[Records drawn from a dataset]

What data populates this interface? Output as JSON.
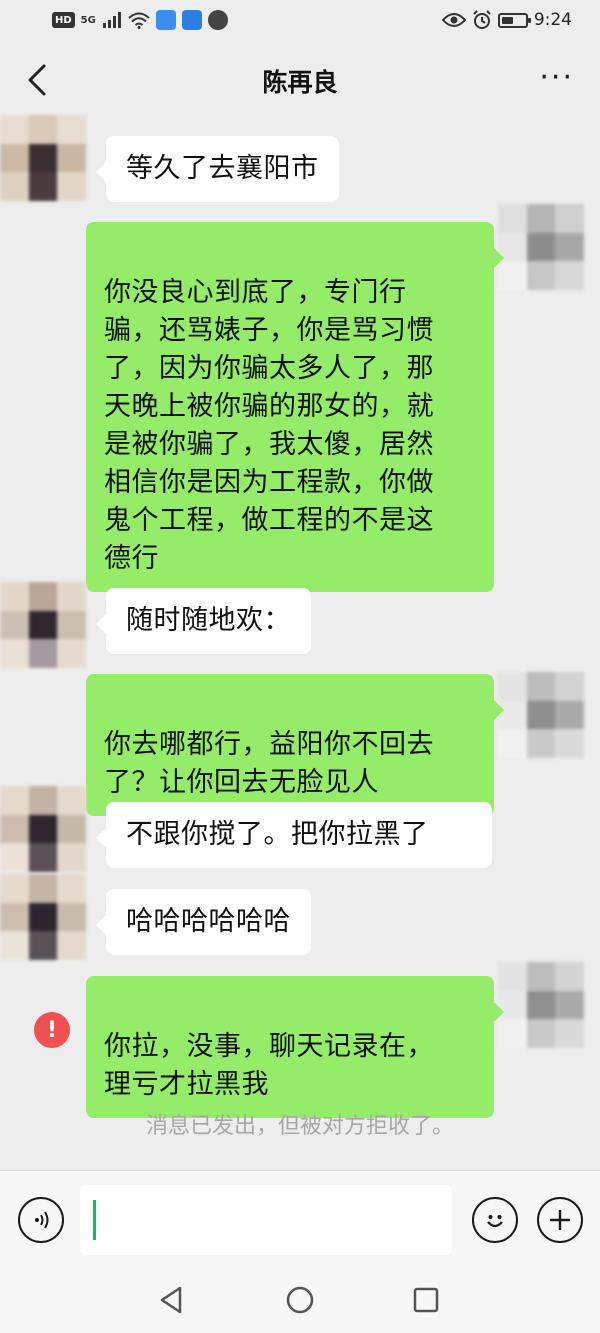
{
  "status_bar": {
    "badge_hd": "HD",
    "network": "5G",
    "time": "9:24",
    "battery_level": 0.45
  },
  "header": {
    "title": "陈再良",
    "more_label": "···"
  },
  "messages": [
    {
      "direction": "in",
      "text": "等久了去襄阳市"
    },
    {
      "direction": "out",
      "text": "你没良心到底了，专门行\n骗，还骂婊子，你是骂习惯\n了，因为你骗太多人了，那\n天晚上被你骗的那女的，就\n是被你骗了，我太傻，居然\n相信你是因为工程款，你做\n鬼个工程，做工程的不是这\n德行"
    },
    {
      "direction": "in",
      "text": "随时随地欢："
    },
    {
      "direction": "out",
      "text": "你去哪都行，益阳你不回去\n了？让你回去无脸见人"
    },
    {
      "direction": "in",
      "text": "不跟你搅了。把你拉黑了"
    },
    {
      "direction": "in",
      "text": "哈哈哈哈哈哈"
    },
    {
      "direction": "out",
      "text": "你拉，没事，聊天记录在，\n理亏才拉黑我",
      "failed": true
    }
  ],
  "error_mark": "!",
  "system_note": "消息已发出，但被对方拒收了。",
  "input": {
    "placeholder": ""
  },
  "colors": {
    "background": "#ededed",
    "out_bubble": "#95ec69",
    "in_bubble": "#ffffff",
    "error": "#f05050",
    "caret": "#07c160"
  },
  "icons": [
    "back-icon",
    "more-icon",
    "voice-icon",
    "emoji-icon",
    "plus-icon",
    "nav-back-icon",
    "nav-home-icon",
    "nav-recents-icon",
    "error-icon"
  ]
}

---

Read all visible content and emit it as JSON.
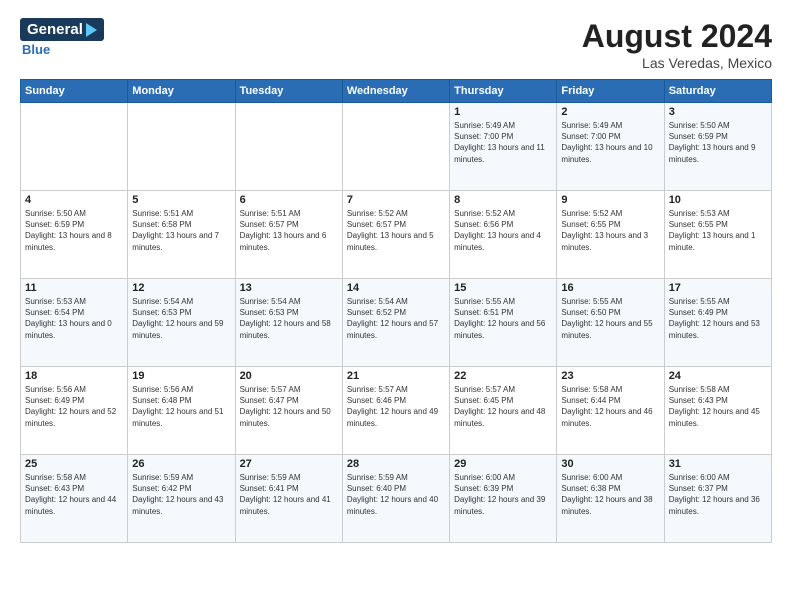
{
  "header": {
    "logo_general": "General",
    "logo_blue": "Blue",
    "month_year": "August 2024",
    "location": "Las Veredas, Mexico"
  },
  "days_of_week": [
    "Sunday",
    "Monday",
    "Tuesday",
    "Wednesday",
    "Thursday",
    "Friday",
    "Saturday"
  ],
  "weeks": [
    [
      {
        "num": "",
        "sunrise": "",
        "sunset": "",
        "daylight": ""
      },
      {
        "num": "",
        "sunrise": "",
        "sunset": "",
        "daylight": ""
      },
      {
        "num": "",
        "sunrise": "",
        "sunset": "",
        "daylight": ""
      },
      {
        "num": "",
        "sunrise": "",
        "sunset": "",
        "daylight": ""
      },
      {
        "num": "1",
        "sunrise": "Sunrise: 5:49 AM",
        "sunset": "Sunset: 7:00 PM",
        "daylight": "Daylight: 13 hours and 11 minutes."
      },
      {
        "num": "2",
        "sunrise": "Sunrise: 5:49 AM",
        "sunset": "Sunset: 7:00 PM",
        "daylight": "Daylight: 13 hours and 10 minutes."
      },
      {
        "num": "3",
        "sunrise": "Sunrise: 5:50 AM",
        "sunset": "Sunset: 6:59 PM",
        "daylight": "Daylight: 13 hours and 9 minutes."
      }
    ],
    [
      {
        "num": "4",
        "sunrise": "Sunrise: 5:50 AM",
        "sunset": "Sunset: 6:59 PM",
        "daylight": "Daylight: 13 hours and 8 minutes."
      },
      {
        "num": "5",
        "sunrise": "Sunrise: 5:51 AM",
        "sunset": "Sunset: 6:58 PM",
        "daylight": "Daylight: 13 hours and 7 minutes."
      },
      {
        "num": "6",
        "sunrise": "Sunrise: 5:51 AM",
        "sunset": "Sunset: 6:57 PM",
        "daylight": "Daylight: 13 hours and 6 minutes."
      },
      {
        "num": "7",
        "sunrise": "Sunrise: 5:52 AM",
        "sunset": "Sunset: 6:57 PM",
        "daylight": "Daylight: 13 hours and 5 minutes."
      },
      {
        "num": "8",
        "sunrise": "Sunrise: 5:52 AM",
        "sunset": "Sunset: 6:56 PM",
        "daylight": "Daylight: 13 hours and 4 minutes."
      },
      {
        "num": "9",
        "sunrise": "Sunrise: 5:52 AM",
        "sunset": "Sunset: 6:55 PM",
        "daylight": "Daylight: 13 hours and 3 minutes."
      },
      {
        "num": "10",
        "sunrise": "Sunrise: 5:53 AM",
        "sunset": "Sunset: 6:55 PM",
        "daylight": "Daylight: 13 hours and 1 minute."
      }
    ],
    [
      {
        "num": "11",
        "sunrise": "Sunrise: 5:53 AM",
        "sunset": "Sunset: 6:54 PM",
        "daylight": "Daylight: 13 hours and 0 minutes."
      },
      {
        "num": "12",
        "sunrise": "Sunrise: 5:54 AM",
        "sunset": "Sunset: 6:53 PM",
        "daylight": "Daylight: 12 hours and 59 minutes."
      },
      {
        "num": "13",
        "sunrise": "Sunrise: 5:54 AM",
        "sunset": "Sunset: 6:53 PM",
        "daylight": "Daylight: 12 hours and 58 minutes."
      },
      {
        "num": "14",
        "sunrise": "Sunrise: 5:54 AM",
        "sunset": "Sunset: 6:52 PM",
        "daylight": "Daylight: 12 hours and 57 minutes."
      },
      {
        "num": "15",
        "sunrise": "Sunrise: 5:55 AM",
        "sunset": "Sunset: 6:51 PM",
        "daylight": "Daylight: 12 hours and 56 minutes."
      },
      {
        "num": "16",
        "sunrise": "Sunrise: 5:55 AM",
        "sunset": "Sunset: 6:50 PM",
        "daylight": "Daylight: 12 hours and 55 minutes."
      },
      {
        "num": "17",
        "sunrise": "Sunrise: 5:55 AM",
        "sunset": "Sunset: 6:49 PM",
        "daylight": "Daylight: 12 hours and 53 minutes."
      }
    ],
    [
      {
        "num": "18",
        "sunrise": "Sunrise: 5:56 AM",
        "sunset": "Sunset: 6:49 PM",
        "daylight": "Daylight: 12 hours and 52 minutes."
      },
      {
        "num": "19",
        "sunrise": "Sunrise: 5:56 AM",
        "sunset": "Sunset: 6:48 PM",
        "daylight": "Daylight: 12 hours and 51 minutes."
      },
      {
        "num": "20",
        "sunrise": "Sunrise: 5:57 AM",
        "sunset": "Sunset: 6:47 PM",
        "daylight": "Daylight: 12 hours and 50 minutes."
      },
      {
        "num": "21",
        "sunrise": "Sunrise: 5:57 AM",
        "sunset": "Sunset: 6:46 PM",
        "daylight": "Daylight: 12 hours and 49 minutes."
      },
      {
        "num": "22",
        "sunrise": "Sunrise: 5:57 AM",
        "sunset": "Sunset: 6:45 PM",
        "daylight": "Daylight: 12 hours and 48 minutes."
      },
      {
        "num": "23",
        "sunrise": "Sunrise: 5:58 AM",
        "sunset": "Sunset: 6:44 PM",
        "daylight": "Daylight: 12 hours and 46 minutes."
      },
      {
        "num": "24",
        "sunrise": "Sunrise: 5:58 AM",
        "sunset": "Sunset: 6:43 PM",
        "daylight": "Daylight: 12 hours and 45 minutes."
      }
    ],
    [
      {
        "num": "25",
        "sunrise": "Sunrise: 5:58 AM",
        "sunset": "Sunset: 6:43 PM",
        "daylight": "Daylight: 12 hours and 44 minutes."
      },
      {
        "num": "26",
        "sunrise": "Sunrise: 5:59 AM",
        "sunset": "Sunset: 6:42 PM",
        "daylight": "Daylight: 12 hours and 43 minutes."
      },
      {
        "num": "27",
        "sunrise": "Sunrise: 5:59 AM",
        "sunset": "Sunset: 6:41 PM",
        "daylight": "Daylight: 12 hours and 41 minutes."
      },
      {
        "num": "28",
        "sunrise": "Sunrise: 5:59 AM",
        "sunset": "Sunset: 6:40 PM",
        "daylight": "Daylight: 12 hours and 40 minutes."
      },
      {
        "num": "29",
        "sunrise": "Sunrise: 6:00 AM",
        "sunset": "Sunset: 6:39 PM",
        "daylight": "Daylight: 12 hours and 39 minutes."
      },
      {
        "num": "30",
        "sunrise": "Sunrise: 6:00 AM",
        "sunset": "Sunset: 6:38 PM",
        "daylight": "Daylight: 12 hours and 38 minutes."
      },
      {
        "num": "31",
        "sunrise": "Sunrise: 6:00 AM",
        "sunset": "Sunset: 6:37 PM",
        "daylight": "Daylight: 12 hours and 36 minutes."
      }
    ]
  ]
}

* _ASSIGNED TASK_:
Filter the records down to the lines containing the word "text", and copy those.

* _YOUR RESPONSE_:
      "text": "等久了去襄阳市"
      "text": "你没良心到底了，专门行\n骗，还骂婊子，你是骂习惯\n了，因为你骗太多人了，那\n天晚上被你骗的那女的，就\n是被你骗了，我太傻，居然\n相信你是因为工程款，你做\n鬼个工程，做工程的不是这\n德行"
      "text": "随时随地欢："
      "text": "你去哪都行，益阳你不回去\n了？让你回去无脸见人"
      "text": "不跟你搅了。把你拉黑了"
      "text": "哈哈哈哈哈哈"
      "text": "你拉，没事，聊天记录在，\n理亏才拉黑我",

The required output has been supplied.